The legislation lowers a homeowner’s property tax liability for the 2015 fiscal year to the pre-storm, 2013 fiscal year amount. Under previous law, city residents who merely restored a building to its condition prior to the storm faced an increase in their property’s assessed valuation – and would therefore experience an increase in real property taxes. In an attempt to help these owners, the legislation authorizes the city to enact a law granting a partial abatement of real property taxes so owners will not have to incur the increases in fiscal year 2015.
“In the aftermath of Superstorm Sandy, homeowners across the downstate region were forced to invest in significant repairs to make their homes more resilient – investments that would increase their taxes under normal circumstances,” Cuomo said in a prepared statement. “Sandy was not a normal circumstance, however, and I will not allow taxes to be raised on property owners simply because they are repairing the damage that was done and planning wisely for the future.”

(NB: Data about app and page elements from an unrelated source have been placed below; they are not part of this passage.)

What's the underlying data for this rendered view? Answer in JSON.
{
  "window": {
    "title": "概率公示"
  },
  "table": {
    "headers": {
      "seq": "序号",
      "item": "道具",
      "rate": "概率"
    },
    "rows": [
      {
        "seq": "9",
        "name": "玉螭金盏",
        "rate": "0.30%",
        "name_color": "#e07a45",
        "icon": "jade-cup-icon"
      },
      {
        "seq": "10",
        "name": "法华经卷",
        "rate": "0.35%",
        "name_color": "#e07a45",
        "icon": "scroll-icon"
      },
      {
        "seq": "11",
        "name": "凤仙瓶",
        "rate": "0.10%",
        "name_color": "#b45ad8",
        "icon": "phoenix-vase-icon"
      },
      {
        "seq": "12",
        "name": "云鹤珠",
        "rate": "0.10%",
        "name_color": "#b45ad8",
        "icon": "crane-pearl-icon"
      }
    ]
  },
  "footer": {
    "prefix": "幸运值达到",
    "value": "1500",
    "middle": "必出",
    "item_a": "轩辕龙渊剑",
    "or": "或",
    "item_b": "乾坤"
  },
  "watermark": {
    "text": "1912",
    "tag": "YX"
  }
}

“This legislation will ensure that homeowners are protected as they look to build back better, stronger, and safer for the new reality of extreme weather,” Cuomo continued.
De Blasio thanked the mayor for signing the legislation that garnered bi-partisan support in the Assembly and state Senate.
“Property owners recovering from Sandy shouldn’t be forced to pay higher taxes simply becasue they rebuilt – and now they won’t,” de Blasio said. “We proposed this legislation because New Yorkers who have already been through so much deserve this basic relief.”
Queens legislators too praised the legislation, saying it was a move that would bring some relief to individuals who have been financially hemorrhaging following Sandy.
“A year and a half after Sandy, many of my constituents and other storm victims around New York City are still struggling to get back on their feet, repair their homes and businesses, and otherwise recover from this horrific weather event,” said state Sen. Joe Addabbo Jr. (D-Howard Beach), a co-sponsor of the property relief bill.
“The last thing these residents needed to endure were higher property tax bills even as they seek to rebuild their lives and our communities,” Addabbo continued. “Recovering from this storm is still a frustrating process. This law will help us to continue this vital progress.”
To qualify for the abatement, an eligible property must meet the following criteria: The city Department of Finance reduced the assessed valuation of the building on the property for fiscal year 2014 from the assessed valuation for the 2013 fiscal year as a result of damage caused by Sandy; the Finance Department increased the assessed valuation of the building for 2015 from its assessed valuation for 2014; and the assessed valuation of the building for 2015 exceeds that for 2013.
By Anna Gustafson